# The Basic Concept of Harmonic Balance in EM Fields

When linear EM field systems are excited by a sinusoid, the steady-state response is sinusoidal at the same frequency as the input. While nonlinear EM field systems can exhibit a variety of significant and bizarre behaviors, the systems of interest to designers generally have a periodic steady-state response to a sinusoidal input; the response period is usually equal to that of the input. Since the response is periodic, it is represented as a Fourier series - that is, as a linear combination of sinusoids, whose periods divide the period of the response. If the excited EM field system contains two or more sinusoids that are harmonically unrelated, the system responds in steady-state, with components having the sum and difference frequencies of the input sinusoids and their harmonics. If the response contains an infinite number of sinusoids, then usually all but a few are negligible.

## Definition of Harmonic Balance

As mentioned in section 3.1.1, the waveform can be defined as a summation of trigonometric function, as follows:

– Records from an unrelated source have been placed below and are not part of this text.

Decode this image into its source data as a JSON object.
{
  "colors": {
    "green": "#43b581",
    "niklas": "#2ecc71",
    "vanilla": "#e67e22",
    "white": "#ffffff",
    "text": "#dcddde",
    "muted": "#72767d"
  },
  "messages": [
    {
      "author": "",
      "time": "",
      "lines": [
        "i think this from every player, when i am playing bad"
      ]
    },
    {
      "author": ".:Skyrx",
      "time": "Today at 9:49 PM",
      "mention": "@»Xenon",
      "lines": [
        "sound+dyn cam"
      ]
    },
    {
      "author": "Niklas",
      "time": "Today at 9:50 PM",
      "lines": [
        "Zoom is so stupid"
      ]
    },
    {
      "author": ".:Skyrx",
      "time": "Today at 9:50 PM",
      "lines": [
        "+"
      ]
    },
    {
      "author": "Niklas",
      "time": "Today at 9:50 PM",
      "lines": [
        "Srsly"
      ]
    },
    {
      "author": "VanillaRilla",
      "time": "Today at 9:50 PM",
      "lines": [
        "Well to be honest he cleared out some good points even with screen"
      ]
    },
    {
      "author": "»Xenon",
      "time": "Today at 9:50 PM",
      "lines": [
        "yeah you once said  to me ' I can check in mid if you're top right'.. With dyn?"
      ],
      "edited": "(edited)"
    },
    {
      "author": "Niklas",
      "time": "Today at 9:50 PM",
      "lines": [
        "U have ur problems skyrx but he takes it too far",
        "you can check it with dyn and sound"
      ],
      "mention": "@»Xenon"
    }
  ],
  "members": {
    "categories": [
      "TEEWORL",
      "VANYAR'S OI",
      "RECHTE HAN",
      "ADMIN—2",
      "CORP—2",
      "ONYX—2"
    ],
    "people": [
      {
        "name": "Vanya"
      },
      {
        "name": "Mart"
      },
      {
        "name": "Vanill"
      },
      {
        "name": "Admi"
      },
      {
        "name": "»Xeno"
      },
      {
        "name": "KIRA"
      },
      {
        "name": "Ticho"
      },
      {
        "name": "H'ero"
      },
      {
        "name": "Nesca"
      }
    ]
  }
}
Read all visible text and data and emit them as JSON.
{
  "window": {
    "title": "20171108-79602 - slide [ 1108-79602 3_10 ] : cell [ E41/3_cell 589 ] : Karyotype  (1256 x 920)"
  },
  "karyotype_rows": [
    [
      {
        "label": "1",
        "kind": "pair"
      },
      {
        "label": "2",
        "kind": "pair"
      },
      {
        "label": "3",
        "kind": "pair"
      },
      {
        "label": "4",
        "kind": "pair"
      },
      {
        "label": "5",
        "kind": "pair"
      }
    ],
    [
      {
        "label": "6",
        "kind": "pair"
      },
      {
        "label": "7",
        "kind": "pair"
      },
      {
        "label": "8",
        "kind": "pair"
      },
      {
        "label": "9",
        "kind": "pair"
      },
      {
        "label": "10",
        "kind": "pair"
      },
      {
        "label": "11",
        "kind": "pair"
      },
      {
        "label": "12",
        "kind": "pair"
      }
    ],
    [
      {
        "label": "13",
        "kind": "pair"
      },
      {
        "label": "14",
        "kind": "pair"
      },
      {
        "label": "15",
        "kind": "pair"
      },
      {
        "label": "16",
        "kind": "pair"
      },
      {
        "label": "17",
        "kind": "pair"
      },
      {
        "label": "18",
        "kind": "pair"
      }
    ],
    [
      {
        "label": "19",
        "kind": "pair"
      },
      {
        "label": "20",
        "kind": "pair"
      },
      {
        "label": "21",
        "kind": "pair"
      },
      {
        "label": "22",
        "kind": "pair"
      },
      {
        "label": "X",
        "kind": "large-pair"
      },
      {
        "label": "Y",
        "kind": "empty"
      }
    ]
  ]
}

where *m* = 2n/T, *P _{ks},P_{kc}&R* are harmonic coefficients, and the pair

*P*= [P

_{k}_{ks},

*P*are the Fourier coefficients of the Fourier series.

_{kc}]& CThe term “harmonic balance” in nonlinear circuit analysis is defined as the set of port voltage waveforms that give the same currents in both linear and nonlinear subcircuits; when that set is found, it must be the solution. This principle actually gave the harmonic balance simulation its name because, through the interconnections, the currents of the linear and non-linear subcircuits have to be balanced at every harmonic frequency [1-5].